■ Problem description ■
Look through the records and copy each line that has "Shifts" in it.

■ Provided records ■
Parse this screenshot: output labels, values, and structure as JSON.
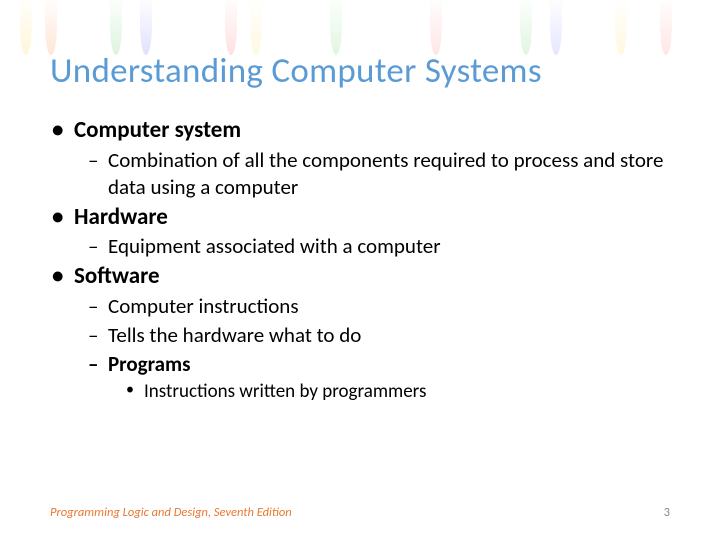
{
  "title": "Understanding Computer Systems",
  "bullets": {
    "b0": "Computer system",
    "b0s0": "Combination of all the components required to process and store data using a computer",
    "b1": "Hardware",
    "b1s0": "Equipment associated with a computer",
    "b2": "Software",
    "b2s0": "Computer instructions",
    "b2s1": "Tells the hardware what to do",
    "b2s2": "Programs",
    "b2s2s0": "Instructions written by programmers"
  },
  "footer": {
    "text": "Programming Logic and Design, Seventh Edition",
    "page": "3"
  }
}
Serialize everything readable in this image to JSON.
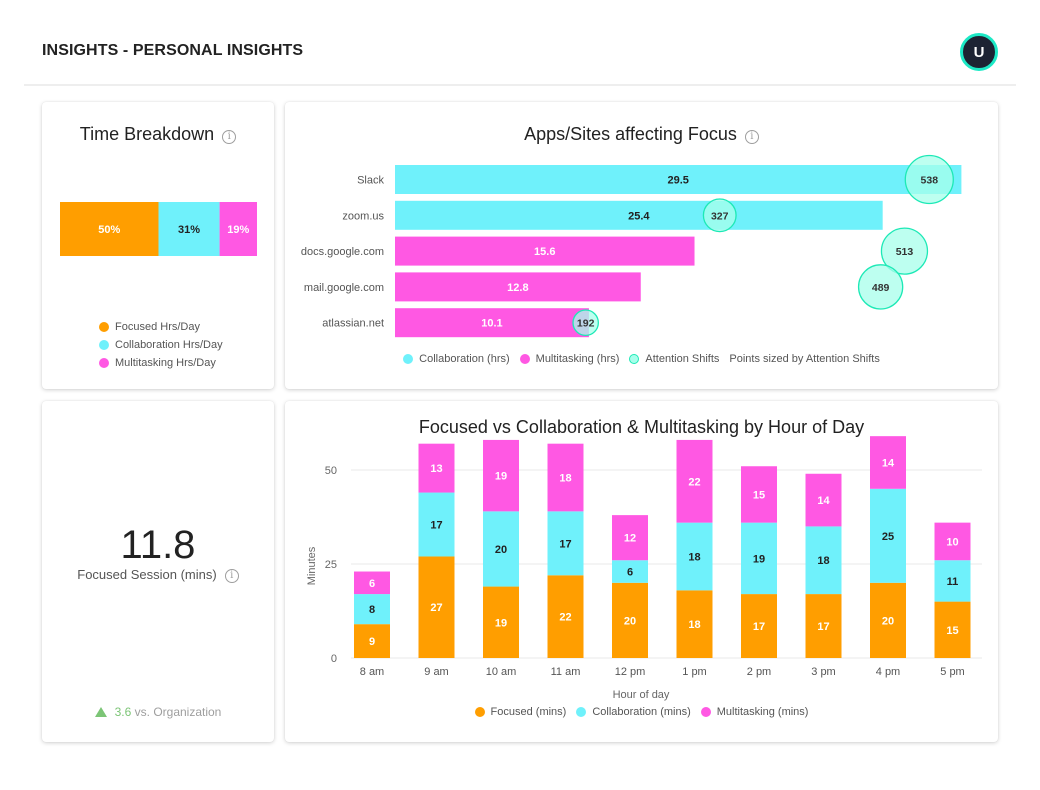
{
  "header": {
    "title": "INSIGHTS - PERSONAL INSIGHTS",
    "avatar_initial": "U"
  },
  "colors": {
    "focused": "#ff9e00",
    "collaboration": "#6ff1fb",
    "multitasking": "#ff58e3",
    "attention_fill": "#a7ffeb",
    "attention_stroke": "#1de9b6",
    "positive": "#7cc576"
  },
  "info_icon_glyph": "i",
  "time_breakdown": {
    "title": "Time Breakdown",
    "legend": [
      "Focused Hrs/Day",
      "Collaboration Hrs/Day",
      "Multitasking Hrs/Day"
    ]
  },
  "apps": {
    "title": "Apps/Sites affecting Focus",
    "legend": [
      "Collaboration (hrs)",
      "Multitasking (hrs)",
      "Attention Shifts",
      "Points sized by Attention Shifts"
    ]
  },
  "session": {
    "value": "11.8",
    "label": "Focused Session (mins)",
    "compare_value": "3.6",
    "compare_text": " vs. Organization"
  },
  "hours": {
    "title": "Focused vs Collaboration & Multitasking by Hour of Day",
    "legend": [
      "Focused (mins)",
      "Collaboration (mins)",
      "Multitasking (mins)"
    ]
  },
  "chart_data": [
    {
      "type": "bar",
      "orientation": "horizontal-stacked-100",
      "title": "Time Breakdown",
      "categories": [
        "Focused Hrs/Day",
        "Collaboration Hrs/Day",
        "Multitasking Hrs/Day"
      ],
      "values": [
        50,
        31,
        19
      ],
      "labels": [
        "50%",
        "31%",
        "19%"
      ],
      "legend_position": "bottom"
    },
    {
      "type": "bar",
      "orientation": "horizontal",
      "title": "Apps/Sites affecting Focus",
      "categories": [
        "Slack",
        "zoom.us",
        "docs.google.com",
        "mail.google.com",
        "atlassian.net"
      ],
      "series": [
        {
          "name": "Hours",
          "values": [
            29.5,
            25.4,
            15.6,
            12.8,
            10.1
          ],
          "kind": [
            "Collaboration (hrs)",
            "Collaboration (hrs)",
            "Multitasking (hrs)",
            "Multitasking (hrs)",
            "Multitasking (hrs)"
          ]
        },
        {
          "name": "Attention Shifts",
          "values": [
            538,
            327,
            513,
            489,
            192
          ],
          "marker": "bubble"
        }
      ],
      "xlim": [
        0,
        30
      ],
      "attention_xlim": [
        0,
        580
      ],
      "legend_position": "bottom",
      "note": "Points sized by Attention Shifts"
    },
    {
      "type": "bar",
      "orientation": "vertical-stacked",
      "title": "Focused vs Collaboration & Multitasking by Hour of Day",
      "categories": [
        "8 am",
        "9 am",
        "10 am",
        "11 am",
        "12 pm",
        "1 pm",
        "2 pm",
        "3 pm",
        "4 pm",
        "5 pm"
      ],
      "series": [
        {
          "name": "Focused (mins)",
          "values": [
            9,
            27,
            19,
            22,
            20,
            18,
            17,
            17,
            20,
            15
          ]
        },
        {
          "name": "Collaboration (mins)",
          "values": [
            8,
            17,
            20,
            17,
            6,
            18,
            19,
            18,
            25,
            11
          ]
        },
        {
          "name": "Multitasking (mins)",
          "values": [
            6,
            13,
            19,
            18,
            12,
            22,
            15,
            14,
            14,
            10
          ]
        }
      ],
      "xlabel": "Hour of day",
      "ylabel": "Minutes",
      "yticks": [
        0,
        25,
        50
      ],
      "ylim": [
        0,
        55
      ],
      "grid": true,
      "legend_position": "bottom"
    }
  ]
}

■ Your response ■
      "Attention Shifts",
      "Points sized by Attention Shifts"
          "name": "Attention Shifts",
      "note": "Points sized by Attention Shifts"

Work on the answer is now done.